(Items from an interface collection)
*** Begin section ***

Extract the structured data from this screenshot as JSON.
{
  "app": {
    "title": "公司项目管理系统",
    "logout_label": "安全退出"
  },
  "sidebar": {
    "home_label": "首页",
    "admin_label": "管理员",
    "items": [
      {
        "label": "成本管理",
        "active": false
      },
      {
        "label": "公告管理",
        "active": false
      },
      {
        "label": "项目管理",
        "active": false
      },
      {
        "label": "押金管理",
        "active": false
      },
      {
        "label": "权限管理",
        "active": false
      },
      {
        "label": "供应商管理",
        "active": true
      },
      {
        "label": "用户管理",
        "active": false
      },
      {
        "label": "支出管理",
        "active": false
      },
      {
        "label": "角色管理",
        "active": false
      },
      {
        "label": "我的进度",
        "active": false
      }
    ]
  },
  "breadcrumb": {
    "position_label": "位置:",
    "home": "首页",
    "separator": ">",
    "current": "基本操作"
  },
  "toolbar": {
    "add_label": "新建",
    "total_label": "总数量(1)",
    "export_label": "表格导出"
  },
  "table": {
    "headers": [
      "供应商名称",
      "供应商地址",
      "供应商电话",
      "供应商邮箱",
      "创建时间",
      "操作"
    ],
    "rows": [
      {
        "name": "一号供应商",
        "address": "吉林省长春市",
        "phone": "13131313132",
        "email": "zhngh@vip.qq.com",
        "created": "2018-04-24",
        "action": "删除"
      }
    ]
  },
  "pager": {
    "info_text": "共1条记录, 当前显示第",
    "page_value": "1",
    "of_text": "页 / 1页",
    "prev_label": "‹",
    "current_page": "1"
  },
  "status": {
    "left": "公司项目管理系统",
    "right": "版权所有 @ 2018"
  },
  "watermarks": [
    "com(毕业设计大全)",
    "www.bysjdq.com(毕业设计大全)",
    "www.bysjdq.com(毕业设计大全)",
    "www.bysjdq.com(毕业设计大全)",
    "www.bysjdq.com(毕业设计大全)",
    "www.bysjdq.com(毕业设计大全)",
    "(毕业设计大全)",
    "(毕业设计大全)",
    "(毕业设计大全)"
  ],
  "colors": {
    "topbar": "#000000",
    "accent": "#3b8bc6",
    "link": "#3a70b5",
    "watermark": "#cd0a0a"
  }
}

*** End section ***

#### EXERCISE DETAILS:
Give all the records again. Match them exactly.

#### EXERCISE SOLUTION:
Extract the structured data from this screenshot as JSON.
{
  "app": {
    "title": "公司项目管理系统",
    "logout_label": "安全退出"
  },
  "sidebar": {
    "home_label": "首页",
    "admin_label": "管理员",
    "items": [
      {
        "label": "成本管理",
        "active": false
      },
      {
        "label": "公告管理",
        "active": false
      },
      {
        "label": "项目管理",
        "active": false
      },
      {
        "label": "押金管理",
        "active": false
      },
      {
        "label": "权限管理",
        "active": false
      },
      {
        "label": "供应商管理",
        "active": true
      },
      {
        "label": "用户管理",
        "active": false
      },
      {
        "label": "支出管理",
        "active": false
      },
      {
        "label": "角色管理",
        "active": false
      },
      {
        "label": "我的进度",
        "active": false
      }
    ]
  },
  "breadcrumb": {
    "position_label": "位置:",
    "home": "首页",
    "separator": ">",
    "current": "基本操作"
  },
  "toolbar": {
    "add_label": "新建",
    "total_label": "总数量(1)",
    "export_label": "表格导出"
  },
  "table": {
    "headers": [
      "供应商名称",
      "供应商地址",
      "供应商电话",
      "供应商邮箱",
      "创建时间",
      "操作"
    ],
    "rows": [
      {
        "name": "一号供应商",
        "address": "吉林省长春市",
        "phone": "13131313132",
        "email": "zhngh@vip.qq.com",
        "created": "2018-04-24",
        "action": "删除"
      }
    ]
  },
  "pager": {
    "info_text": "共1条记录, 当前显示第",
    "page_value": "1",
    "of_text": "页 / 1页",
    "prev_label": "‹",
    "current_page": "1"
  },
  "status": {
    "left": "公司项目管理系统",
    "right": "版权所有 @ 2018"
  },
  "watermarks": [
    "com(毕业设计大全)",
    "www.bysjdq.com(毕业设计大全)",
    "www.bysjdq.com(毕业设计大全)",
    "www.bysjdq.com(毕业设计大全)",
    "www.bysjdq.com(毕业设计大全)",
    "www.bysjdq.com(毕业设计大全)",
    "(毕业设计大全)",
    "(毕业设计大全)",
    "(毕业设计大全)"
  ],
  "colors": {
    "topbar": "#000000",
    "accent": "#3b8bc6",
    "link": "#3a70b5",
    "watermark": "#cd0a0a"
  }
}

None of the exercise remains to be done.